■ **TASK OBJECTIVE**
Write each line out a second time, exactly as shown below.

Component data from apps and pages:
=-=-=-=-=

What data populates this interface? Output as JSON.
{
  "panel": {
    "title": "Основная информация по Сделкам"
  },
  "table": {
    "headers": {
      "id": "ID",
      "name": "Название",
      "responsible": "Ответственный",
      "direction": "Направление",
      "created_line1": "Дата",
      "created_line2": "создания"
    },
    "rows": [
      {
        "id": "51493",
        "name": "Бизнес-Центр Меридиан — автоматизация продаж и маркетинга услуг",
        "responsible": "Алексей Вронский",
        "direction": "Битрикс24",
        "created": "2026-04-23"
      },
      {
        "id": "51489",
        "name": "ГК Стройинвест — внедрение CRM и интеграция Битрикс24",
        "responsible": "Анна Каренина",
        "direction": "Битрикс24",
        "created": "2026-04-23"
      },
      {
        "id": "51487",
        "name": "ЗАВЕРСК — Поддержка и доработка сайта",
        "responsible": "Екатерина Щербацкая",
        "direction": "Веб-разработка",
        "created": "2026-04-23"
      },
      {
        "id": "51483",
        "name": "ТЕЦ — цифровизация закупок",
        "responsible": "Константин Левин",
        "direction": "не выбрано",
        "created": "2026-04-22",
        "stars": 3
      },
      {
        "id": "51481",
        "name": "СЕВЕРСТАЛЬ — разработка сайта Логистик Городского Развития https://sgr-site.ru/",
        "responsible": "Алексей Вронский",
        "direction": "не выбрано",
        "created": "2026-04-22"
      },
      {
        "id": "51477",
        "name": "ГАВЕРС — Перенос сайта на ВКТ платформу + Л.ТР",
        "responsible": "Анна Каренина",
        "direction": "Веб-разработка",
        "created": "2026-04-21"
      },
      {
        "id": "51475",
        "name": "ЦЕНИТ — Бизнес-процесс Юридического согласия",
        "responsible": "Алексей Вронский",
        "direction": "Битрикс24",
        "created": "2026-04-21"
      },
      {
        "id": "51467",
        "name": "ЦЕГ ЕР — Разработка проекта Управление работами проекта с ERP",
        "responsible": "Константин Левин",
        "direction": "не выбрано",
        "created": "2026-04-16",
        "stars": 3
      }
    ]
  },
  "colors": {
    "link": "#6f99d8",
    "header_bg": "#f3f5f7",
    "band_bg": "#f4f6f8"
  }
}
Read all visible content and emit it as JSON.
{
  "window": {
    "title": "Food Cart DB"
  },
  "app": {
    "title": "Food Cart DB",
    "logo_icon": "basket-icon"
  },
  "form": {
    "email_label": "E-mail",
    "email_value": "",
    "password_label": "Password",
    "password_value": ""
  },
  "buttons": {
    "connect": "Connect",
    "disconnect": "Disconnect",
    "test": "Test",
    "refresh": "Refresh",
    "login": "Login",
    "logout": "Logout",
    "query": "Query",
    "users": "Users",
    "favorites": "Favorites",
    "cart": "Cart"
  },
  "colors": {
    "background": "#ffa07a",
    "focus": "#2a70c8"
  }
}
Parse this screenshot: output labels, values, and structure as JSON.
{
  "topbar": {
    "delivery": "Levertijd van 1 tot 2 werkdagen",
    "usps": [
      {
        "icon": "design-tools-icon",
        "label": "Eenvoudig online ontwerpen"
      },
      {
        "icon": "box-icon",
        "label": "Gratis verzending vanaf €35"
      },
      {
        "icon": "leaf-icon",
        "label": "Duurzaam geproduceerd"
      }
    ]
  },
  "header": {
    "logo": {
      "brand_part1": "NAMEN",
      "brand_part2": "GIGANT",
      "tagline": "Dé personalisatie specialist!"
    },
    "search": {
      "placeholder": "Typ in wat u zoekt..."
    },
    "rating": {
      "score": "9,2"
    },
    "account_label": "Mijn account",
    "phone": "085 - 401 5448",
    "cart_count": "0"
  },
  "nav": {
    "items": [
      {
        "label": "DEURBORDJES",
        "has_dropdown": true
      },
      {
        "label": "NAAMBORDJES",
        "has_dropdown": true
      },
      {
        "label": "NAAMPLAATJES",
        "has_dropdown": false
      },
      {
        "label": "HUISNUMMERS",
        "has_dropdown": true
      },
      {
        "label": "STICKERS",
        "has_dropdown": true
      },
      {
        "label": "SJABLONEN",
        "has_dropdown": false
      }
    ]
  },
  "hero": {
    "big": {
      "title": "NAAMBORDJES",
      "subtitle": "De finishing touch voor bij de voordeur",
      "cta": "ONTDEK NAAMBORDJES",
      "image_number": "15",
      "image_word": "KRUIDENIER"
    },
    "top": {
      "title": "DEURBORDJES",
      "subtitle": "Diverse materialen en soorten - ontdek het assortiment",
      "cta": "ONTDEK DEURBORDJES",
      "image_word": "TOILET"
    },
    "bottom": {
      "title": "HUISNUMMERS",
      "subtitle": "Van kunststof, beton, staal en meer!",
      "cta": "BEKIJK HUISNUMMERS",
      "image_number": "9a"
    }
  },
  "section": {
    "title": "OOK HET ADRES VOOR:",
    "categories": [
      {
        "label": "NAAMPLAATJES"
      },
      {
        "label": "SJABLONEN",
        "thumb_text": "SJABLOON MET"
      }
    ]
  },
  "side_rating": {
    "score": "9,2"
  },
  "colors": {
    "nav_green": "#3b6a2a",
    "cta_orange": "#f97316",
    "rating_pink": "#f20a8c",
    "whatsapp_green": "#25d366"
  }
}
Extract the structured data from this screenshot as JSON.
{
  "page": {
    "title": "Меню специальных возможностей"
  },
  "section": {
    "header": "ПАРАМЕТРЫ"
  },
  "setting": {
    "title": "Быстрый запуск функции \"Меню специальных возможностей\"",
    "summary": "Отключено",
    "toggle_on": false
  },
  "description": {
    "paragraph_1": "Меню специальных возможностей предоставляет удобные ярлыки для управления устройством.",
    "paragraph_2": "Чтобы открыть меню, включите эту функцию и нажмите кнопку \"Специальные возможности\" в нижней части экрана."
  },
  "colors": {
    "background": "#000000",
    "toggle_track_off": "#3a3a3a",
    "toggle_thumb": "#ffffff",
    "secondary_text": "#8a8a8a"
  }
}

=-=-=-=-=

■ **COMPLETED EXERCISE**
What data populates this interface? Output as JSON.
{
  "panel": {
    "title": "Основная информация по Сделкам"
  },
  "table": {
    "headers": {
      "id": "ID",
      "name": "Название",
      "responsible": "Ответственный",
      "direction": "Направление",
      "created_line1": "Дата",
      "created_line2": "создания"
    },
    "rows": [
      {
        "id": "51493",
        "name": "Бизнес-Центр Меридиан — автоматизация продаж и маркетинга услуг",
        "responsible": "Алексей Вронский",
        "direction": "Битрикс24",
        "created": "2026-04-23"
      },
      {
        "id": "51489",
        "name": "ГК Стройинвест — внедрение CRM и интеграция Битрикс24",
        "responsible": "Анна Каренина",
        "direction": "Битрикс24",
        "created": "2026-04-23"
      },
      {
        "id": "51487",
        "name": "ЗАВЕРСК — Поддержка и доработка сайта",
        "responsible": "Екатерина Щербацкая",
        "direction": "Веб-разработка",
        "created": "2026-04-23"
      },
      {
        "id": "51483",
        "name": "ТЕЦ — цифровизация закупок",
        "responsible": "Константин Левин",
        "direction": "не выбрано",
        "created": "2026-04-22",
        "stars": 3
      },
      {
        "id": "51481",
        "name": "СЕВЕРСТАЛЬ — разработка сайта Логистик Городского Развития https://sgr-site.ru/",
        "responsible": "Алексей Вронский",
        "direction": "не выбрано",
        "created": "2026-04-22"
      },
      {
        "id": "51477",
        "name": "ГАВЕРС — Перенос сайта на ВКТ платформу + Л.ТР",
        "responsible": "Анна Каренина",
        "direction": "Веб-разработка",
        "created": "2026-04-21"
      },
      {
        "id": "51475",
        "name": "ЦЕНИТ — Бизнес-процесс Юридического согласия",
        "responsible": "Алексей Вронский",
        "direction": "Битрикс24",
        "created": "2026-04-21"
      },
      {
        "id": "51467",
        "name": "ЦЕГ ЕР — Разработка проекта Управление работами проекта с ERP",
        "responsible": "Константин Левин",
        "direction": "не выбрано",
        "created": "2026-04-16",
        "stars": 3
      }
    ]
  },
  "colors": {
    "link": "#6f99d8",
    "header_bg": "#f3f5f7",
    "band_bg": "#f4f6f8"
  }
}
Read all visible content and emit it as JSON.
{
  "window": {
    "title": "Food Cart DB"
  },
  "app": {
    "title": "Food Cart DB",
    "logo_icon": "basket-icon"
  },
  "form": {
    "email_label": "E-mail",
    "email_value": "",
    "password_label": "Password",
    "password_value": ""
  },
  "buttons": {
    "connect": "Connect",
    "disconnect": "Disconnect",
    "test": "Test",
    "refresh": "Refresh",
    "login": "Login",
    "logout": "Logout",
    "query": "Query",
    "users": "Users",
    "favorites": "Favorites",
    "cart": "Cart"
  },
  "colors": {
    "background": "#ffa07a",
    "focus": "#2a70c8"
  }
}
Parse this screenshot: output labels, values, and structure as JSON.
{
  "topbar": {
    "delivery": "Levertijd van 1 tot 2 werkdagen",
    "usps": [
      {
        "icon": "design-tools-icon",
        "label": "Eenvoudig online ontwerpen"
      },
      {
        "icon": "box-icon",
        "label": "Gratis verzending vanaf €35"
      },
      {
        "icon": "leaf-icon",
        "label": "Duurzaam geproduceerd"
      }
    ]
  },
  "header": {
    "logo": {
      "brand_part1": "NAMEN",
      "brand_part2": "GIGANT",
      "tagline": "Dé personalisatie specialist!"
    },
    "search": {
      "placeholder": "Typ in wat u zoekt..."
    },
    "rating": {
      "score": "9,2"
    },
    "account_label": "Mijn account",
    "phone": "085 - 401 5448",
    "cart_count": "0"
  },
  "nav": {
    "items": [
      {
        "label": "DEURBORDJES",
        "has_dropdown": true
      },
      {
        "label": "NAAMBORDJES",
        "has_dropdown": true
      },
      {
        "label": "NAAMPLAATJES",
        "has_dropdown": false
      },
      {
        "label": "HUISNUMMERS",
        "has_dropdown": true
      },
      {
        "label": "STICKERS",
        "has_dropdown": true
      },
      {
        "label": "SJABLONEN",
        "has_dropdown": false
      }
    ]
  },
  "hero": {
    "big": {
      "title": "NAAMBORDJES",
      "subtitle": "De finishing touch voor bij de voordeur",
      "cta": "ONTDEK NAAMBORDJES",
      "image_number": "15",
      "image_word": "KRUIDENIER"
    },
    "top": {
      "title": "DEURBORDJES",
      "subtitle": "Diverse materialen en soorten - ontdek het assortiment",
      "cta": "ONTDEK DEURBORDJES",
      "image_word": "TOILET"
    },
    "bottom": {
      "title": "HUISNUMMERS",
      "subtitle": "Van kunststof, beton, staal en meer!",
      "cta": "BEKIJK HUISNUMMERS",
      "image_number": "9a"
    }
  },
  "section": {
    "title": "OOK HET ADRES VOOR:",
    "categories": [
      {
        "label": "NAAMPLAATJES"
      },
      {
        "label": "SJABLONEN",
        "thumb_text": "SJABLOON MET"
      }
    ]
  },
  "side_rating": {
    "score": "9,2"
  },
  "colors": {
    "nav_green": "#3b6a2a",
    "cta_orange": "#f97316",
    "rating_pink": "#f20a8c",
    "whatsapp_green": "#25d366"
  }
}
Extract the structured data from this screenshot as JSON.
{
  "page": {
    "title": "Меню специальных возможностей"
  },
  "section": {
    "header": "ПАРАМЕТРЫ"
  },
  "setting": {
    "title": "Быстрый запуск функции \"Меню специальных возможностей\"",
    "summary": "Отключено",
    "toggle_on": false
  },
  "description": {
    "paragraph_1": "Меню специальных возможностей предоставляет удобные ярлыки для управления устройством.",
    "paragraph_2": "Чтобы открыть меню, включите эту функцию и нажмите кнопку \"Специальные возможности\" в нижней части экрана."
  },
  "colors": {
    "background": "#000000",
    "toggle_track_off": "#3a3a3a",
    "toggle_thumb": "#ffffff",
    "secondary_text": "#8a8a8a"
  }
}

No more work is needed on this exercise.